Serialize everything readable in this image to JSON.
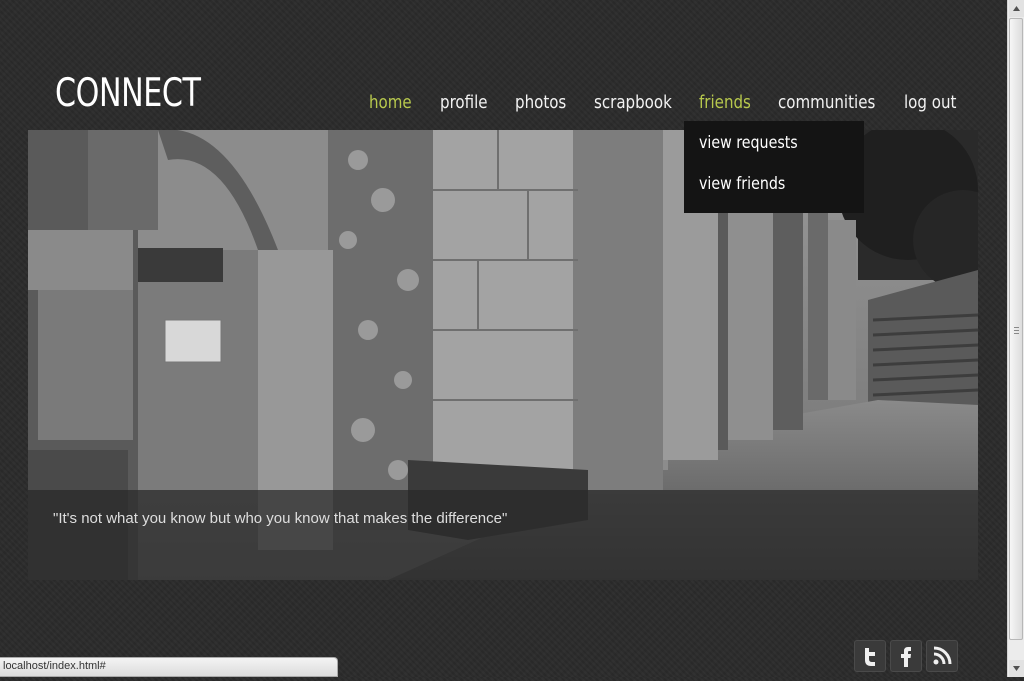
{
  "site": {
    "logo": "CONNECT"
  },
  "nav": {
    "items": [
      {
        "label": "home",
        "active": true
      },
      {
        "label": "profile",
        "active": false
      },
      {
        "label": "photos",
        "active": false
      },
      {
        "label": "scrapbook",
        "active": false
      },
      {
        "label": "friends",
        "active": true
      },
      {
        "label": "communities",
        "active": false
      },
      {
        "label": "log out",
        "active": false
      }
    ]
  },
  "dropdown": {
    "items": [
      "view requests",
      "view friends"
    ]
  },
  "hero": {
    "quote": "\"It's not what you know but who you know that makes the difference\""
  },
  "social": {
    "icons": [
      "twitter-icon",
      "facebook-icon",
      "rss-icon"
    ]
  },
  "statusbar": {
    "url": "localhost/index.html#"
  },
  "colors": {
    "accent": "#b7c84d",
    "background": "#2b2b2b",
    "dropdown": "#141414"
  }
}
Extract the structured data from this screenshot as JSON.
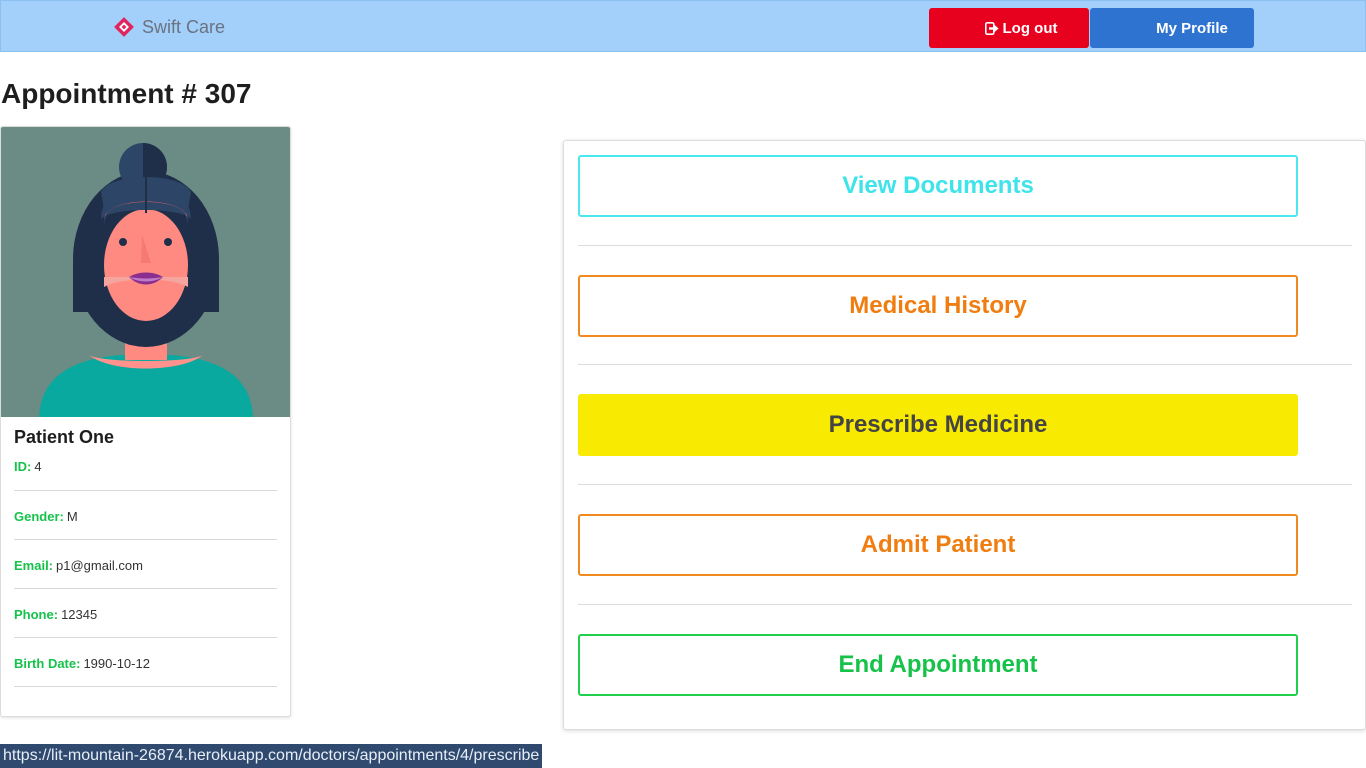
{
  "navbar": {
    "brand": "Swift Care",
    "logout_label": "Log out",
    "profile_label": "My Profile",
    "bg_color": "#a2d0fb"
  },
  "page": {
    "title": "Appointment # 307"
  },
  "patient": {
    "name": "Patient One",
    "fields": [
      {
        "label": "ID:",
        "value": "4"
      },
      {
        "label": "Gender:",
        "value": "M"
      },
      {
        "label": "Email:",
        "value": "p1@gmail.com"
      },
      {
        "label": "Phone:",
        "value": "12345"
      },
      {
        "label": "Birth Date:",
        "value": "1990-10-12"
      }
    ],
    "avatar_icon": "female-avatar-illustration"
  },
  "actions": {
    "view_documents": "View Documents",
    "medical_history": "Medical History",
    "prescribe_medicine": "Prescribe Medicine",
    "admit_patient": "Admit Patient",
    "end_appointment": "End Appointment"
  },
  "status_bar": {
    "url": "https://lit-mountain-26874.herokuapp.com/doctors/appointments/4/prescribe"
  },
  "colors": {
    "logout": "#e8001f",
    "profile": "#2f73d1",
    "label_green": "#16c24a",
    "cyan": "#3fe3ea",
    "orange": "#f07d10",
    "yellow": "#f8ea00"
  }
}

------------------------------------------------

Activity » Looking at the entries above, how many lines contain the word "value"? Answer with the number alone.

Written solution » 5